09/05/09 Jacquelyn Nelson Thomas Neff Photography

This past Thursday Stephanie and I went to the lecture of Thomas Neff, a landscape, people, and street photographer. His work was very moving. In the first part of his lecture, he showed us pictures from his new book Holding Out And Hanging On Surviving Hurricane Katrina. When the hurricane hit, Neff put his life on hold and was one of the first to arrive in New Orleans volunteering his service to the victims that decided to stay. He lovingly helped so many people and in the process he became better acquainted with them. Neff listened to these people while they shared with him their heartbreaking stories. He created this book with photographs of most of the people that he met and publishing their stories in it. In all his pictures from Hurricane Katrina, he truly captured the pain, hurt, and suffering of the people of Louisiana. Following the Katrina photos, Neff showed us pictures from his travels in Japan and China. Although I didn’t care for some of them, he still had some very beautiful landscape pictures. He commented on how the print quality was greater in person, which is always true, so Stephanie and I decided to attend his gallery opening that night in the UTSA gallery. When I saw his photos in person, my opinion changed, and I thought they were all successful. I especially liked the subjects in his street photography. Before we left, we had a chance to speak to Neff, which gave us a better insight into his composition and a deeper understanding to why he decided to take these photographs. I admire his wonderful print quality, and his friendly, outgoing nature, which is reflected in his work.

1 comment:

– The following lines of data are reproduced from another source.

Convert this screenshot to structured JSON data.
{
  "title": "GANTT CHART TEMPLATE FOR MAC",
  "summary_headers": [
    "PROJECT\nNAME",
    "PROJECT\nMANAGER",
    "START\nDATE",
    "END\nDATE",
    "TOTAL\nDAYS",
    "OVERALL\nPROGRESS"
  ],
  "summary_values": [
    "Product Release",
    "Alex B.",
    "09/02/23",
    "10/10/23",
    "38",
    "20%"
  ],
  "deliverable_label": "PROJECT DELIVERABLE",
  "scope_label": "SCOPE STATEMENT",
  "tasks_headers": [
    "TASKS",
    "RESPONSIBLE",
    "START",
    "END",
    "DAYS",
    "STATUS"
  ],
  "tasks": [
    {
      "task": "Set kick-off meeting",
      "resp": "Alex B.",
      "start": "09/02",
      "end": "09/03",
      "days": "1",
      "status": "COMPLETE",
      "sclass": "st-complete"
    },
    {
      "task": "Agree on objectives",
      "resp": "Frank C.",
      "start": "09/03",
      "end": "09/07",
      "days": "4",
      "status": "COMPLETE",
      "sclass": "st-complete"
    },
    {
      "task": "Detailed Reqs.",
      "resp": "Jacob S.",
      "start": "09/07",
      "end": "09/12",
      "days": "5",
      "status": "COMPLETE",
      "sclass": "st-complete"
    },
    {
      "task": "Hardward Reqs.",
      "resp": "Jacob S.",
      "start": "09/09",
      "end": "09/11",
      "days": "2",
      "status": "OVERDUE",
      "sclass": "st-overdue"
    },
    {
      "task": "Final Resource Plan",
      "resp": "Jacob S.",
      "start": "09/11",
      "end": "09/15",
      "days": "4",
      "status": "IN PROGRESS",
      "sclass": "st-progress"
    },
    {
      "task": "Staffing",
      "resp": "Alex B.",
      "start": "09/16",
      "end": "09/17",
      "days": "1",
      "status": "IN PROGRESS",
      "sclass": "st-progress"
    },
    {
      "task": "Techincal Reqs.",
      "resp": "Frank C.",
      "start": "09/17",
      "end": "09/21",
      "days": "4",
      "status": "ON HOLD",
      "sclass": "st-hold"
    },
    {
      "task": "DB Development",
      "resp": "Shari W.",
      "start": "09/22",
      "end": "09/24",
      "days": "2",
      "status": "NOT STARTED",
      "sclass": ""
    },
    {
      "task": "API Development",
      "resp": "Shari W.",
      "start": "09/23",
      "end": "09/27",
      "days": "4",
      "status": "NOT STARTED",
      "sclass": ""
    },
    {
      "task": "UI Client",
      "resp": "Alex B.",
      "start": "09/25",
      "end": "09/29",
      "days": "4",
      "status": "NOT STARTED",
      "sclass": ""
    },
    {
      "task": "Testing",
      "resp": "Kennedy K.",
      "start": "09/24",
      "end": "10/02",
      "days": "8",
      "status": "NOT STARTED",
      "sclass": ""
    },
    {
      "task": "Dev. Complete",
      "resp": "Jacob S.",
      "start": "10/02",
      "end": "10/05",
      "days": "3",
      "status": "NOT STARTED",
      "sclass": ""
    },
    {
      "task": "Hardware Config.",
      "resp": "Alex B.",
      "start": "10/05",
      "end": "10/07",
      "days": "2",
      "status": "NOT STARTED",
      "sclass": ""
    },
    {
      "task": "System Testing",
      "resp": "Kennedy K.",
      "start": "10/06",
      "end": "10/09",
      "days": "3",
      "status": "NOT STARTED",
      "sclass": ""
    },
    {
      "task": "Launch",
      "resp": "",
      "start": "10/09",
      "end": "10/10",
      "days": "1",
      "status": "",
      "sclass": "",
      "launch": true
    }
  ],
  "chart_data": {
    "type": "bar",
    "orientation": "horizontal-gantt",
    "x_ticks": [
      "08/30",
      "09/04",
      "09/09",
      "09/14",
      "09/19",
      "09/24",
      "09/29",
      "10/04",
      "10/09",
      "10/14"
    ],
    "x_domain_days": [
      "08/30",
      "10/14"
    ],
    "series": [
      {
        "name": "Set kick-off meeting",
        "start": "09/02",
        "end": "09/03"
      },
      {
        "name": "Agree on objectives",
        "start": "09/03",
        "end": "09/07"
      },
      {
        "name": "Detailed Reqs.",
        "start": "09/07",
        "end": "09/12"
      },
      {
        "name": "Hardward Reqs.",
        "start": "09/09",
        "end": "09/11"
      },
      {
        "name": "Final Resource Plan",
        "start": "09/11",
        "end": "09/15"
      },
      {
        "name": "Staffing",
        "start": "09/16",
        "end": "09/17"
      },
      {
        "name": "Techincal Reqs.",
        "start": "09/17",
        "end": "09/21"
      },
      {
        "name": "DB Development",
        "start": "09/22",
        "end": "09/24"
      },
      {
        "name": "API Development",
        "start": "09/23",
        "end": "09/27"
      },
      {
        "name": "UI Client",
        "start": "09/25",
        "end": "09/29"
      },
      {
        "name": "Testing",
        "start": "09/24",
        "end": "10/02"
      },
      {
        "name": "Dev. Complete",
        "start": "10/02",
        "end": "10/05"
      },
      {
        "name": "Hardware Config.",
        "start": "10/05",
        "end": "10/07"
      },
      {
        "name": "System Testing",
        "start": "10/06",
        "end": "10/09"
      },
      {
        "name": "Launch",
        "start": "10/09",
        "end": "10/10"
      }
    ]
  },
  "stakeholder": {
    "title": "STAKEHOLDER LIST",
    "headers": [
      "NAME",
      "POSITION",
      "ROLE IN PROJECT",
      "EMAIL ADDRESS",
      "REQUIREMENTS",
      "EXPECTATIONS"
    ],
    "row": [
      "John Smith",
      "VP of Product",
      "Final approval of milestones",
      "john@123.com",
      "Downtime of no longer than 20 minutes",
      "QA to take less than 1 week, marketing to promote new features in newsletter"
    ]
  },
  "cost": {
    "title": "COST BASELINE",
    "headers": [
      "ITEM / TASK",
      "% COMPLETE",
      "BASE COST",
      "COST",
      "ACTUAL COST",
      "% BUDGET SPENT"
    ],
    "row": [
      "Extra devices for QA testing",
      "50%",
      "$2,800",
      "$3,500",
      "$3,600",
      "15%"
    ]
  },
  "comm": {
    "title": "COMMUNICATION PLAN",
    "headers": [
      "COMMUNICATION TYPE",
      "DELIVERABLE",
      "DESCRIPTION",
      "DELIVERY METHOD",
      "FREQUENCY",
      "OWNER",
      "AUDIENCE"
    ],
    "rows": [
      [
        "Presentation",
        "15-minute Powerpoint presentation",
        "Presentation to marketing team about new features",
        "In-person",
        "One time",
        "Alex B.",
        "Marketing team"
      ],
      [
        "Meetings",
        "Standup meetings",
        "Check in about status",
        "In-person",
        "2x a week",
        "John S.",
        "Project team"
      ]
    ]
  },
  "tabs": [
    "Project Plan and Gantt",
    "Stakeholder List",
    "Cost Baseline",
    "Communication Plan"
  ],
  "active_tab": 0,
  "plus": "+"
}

  1. Jacquelyn-
    So true...I had the same comment about my images from people who saw my talk during my interview. Projections just aren't as rich as the real thing. The details, dimension, and in my case colors are all deadened somewhat. Size differences also matter. Projecting an image often gives a false sense of its intimacy. Unfortunately, this is how we have to talk about our work as artists. Unless we can give a gallery talk, but then you are limited to what is in the room. (perfect time for a reminder about my gallery talk on Thursday at 6 at the satellite space)
    Tom is a good guy, and he is a perfect example of a documentary photographer who is true to his subjects.